**YOUR TASK:** Print out all the records, word for word.
─── INPUT RECORDS
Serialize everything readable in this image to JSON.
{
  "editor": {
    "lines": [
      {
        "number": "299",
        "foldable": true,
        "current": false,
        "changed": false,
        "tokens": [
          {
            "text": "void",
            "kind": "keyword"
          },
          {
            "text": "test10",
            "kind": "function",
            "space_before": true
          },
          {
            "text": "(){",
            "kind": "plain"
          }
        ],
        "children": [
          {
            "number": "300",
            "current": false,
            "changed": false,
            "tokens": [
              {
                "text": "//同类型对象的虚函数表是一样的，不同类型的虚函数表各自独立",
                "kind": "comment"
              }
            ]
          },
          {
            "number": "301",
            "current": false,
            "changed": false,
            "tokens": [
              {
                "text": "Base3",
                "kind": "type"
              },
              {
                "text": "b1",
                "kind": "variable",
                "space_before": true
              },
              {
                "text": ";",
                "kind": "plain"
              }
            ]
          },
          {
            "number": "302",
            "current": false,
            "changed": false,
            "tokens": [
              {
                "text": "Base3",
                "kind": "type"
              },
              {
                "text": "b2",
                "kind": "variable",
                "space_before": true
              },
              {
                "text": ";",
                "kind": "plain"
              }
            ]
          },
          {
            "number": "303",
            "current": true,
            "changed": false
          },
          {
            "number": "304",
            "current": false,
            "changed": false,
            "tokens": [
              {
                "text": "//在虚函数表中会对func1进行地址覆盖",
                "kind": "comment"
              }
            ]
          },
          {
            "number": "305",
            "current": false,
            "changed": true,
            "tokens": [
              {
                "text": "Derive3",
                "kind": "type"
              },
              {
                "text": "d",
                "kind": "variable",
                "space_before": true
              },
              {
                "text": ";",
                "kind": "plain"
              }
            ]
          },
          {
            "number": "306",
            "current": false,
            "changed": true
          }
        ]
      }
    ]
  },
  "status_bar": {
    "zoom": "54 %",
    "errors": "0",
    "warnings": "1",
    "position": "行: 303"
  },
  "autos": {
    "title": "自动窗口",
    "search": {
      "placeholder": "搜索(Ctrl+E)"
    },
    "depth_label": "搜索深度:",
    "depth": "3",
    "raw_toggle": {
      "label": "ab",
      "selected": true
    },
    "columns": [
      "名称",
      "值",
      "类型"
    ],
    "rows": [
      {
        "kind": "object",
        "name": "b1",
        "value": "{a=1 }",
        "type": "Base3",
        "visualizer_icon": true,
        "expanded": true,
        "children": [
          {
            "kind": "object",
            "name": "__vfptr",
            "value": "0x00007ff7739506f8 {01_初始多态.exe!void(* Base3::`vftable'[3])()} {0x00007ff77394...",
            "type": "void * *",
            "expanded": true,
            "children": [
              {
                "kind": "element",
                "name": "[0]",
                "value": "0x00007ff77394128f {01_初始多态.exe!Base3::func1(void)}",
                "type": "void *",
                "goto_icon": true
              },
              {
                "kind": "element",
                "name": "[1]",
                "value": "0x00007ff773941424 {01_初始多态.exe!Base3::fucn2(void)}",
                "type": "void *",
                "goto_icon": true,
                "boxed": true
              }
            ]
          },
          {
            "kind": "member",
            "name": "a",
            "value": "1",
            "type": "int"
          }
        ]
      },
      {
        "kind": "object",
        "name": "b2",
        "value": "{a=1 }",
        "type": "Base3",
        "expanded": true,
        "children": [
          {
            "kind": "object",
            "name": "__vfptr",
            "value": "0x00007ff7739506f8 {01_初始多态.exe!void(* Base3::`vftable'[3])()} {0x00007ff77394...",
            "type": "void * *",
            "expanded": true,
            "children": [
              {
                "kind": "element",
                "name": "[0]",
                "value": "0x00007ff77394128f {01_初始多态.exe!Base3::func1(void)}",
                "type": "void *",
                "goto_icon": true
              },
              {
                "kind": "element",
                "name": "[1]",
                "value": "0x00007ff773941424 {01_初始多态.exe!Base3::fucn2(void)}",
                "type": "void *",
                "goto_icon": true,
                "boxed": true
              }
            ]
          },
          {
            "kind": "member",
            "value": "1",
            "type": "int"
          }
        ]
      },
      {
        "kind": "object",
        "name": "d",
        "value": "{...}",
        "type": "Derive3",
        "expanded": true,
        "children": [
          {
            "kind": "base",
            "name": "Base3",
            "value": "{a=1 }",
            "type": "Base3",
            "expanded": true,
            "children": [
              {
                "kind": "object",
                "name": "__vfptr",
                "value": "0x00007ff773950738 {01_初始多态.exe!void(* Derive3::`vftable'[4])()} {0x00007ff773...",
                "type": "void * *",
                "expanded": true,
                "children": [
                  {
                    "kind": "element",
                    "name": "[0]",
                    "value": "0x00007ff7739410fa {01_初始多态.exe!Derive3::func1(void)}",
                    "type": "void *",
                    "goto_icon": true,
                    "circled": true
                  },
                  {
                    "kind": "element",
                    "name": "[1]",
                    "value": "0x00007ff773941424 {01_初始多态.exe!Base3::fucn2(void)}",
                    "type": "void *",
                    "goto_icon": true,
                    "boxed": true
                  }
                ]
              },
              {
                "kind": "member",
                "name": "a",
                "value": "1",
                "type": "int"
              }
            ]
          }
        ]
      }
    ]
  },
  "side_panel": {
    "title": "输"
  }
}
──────
**THE ANSWER:**
Serialize everything readable in this image to JSON.
{
  "editor": {
    "lines": [
      {
        "number": "299",
        "foldable": true,
        "current": false,
        "changed": false,
        "tokens": [
          {
            "text": "void",
            "kind": "keyword"
          },
          {
            "text": "test10",
            "kind": "function",
            "space_before": true
          },
          {
            "text": "(){",
            "kind": "plain"
          }
        ],
        "children": [
          {
            "number": "300",
            "current": false,
            "changed": false,
            "tokens": [
              {
                "text": "//同类型对象的虚函数表是一样的，不同类型的虚函数表各自独立",
                "kind": "comment"
              }
            ]
          },
          {
            "number": "301",
            "current": false,
            "changed": false,
            "tokens": [
              {
                "text": "Base3",
                "kind": "type"
              },
              {
                "text": "b1",
                "kind": "variable",
                "space_before": true
              },
              {
                "text": ";",
                "kind": "plain"
              }
            ]
          },
          {
            "number": "302",
            "current": false,
            "changed": false,
            "tokens": [
              {
                "text": "Base3",
                "kind": "type"
              },
              {
                "text": "b2",
                "kind": "variable",
                "space_before": true
              },
              {
                "text": ";",
                "kind": "plain"
              }
            ]
          },
          {
            "number": "303",
            "current": true,
            "changed": false
          },
          {
            "number": "304",
            "current": false,
            "changed": false,
            "tokens": [
              {
                "text": "//在虚函数表中会对func1进行地址覆盖",
                "kind": "comment"
              }
            ]
          },
          {
            "number": "305",
            "current": false,
            "changed": true,
            "tokens": [
              {
                "text": "Derive3",
                "kind": "type"
              },
              {
                "text": "d",
                "kind": "variable",
                "space_before": true
              },
              {
                "text": ";",
                "kind": "plain"
              }
            ]
          },
          {
            "number": "306",
            "current": false,
            "changed": true
          }
        ]
      }
    ]
  },
  "status_bar": {
    "zoom": "54 %",
    "errors": "0",
    "warnings": "1",
    "position": "行: 303"
  },
  "autos": {
    "title": "自动窗口",
    "search": {
      "placeholder": "搜索(Ctrl+E)"
    },
    "depth_label": "搜索深度:",
    "depth": "3",
    "raw_toggle": {
      "label": "ab",
      "selected": true
    },
    "columns": [
      "名称",
      "值",
      "类型"
    ],
    "rows": [
      {
        "kind": "object",
        "name": "b1",
        "value": "{a=1 }",
        "type": "Base3",
        "visualizer_icon": true,
        "expanded": true,
        "children": [
          {
            "kind": "object",
            "name": "__vfptr",
            "value": "0x00007ff7739506f8 {01_初始多态.exe!void(* Base3::`vftable'[3])()} {0x00007ff77394...",
            "type": "void * *",
            "expanded": true,
            "children": [
              {
                "kind": "element",
                "name": "[0]",
                "value": "0x00007ff77394128f {01_初始多态.exe!Base3::func1(void)}",
                "type": "void *",
                "goto_icon": true
              },
              {
                "kind": "element",
                "name": "[1]",
                "value": "0x00007ff773941424 {01_初始多态.exe!Base3::fucn2(void)}",
                "type": "void *",
                "goto_icon": true,
                "boxed": true
              }
            ]
          },
          {
            "kind": "member",
            "name": "a",
            "value": "1",
            "type": "int"
          }
        ]
      },
      {
        "kind": "object",
        "name": "b2",
        "value": "{a=1 }",
        "type": "Base3",
        "expanded": true,
        "children": [
          {
            "kind": "object",
            "name": "__vfptr",
            "value": "0x00007ff7739506f8 {01_初始多态.exe!void(* Base3::`vftable'[3])()} {0x00007ff77394...",
            "type": "void * *",
            "expanded": true,
            "children": [
              {
                "kind": "element",
                "name": "[0]",
                "value": "0x00007ff77394128f {01_初始多态.exe!Base3::func1(void)}",
                "type": "void *",
                "goto_icon": true
              },
              {
                "kind": "element",
                "name": "[1]",
                "value": "0x00007ff773941424 {01_初始多态.exe!Base3::fucn2(void)}",
                "type": "void *",
                "goto_icon": true,
                "boxed": true
              }
            ]
          },
          {
            "kind": "member",
            "value": "1",
            "type": "int"
          }
        ]
      },
      {
        "kind": "object",
        "name": "d",
        "value": "{...}",
        "type": "Derive3",
        "expanded": true,
        "children": [
          {
            "kind": "base",
            "name": "Base3",
            "value": "{a=1 }",
            "type": "Base3",
            "expanded": true,
            "children": [
              {
                "kind": "object",
                "name": "__vfptr",
                "value": "0x00007ff773950738 {01_初始多态.exe!void(* Derive3::`vftable'[4])()} {0x00007ff773...",
                "type": "void * *",
                "expanded": true,
                "children": [
                  {
                    "kind": "element",
                    "name": "[0]",
                    "value": "0x00007ff7739410fa {01_初始多态.exe!Derive3::func1(void)}",
                    "type": "void *",
                    "goto_icon": true,
                    "circled": true
                  },
                  {
                    "kind": "element",
                    "name": "[1]",
                    "value": "0x00007ff773941424 {01_初始多态.exe!Base3::fucn2(void)}",
                    "type": "void *",
                    "goto_icon": true,
                    "boxed": true
                  }
                ]
              },
              {
                "kind": "member",
                "name": "a",
                "value": "1",
                "type": "int"
              }
            ]
          }
        ]
      }
    ]
  },
  "side_panel": {
    "title": "输"
  }
}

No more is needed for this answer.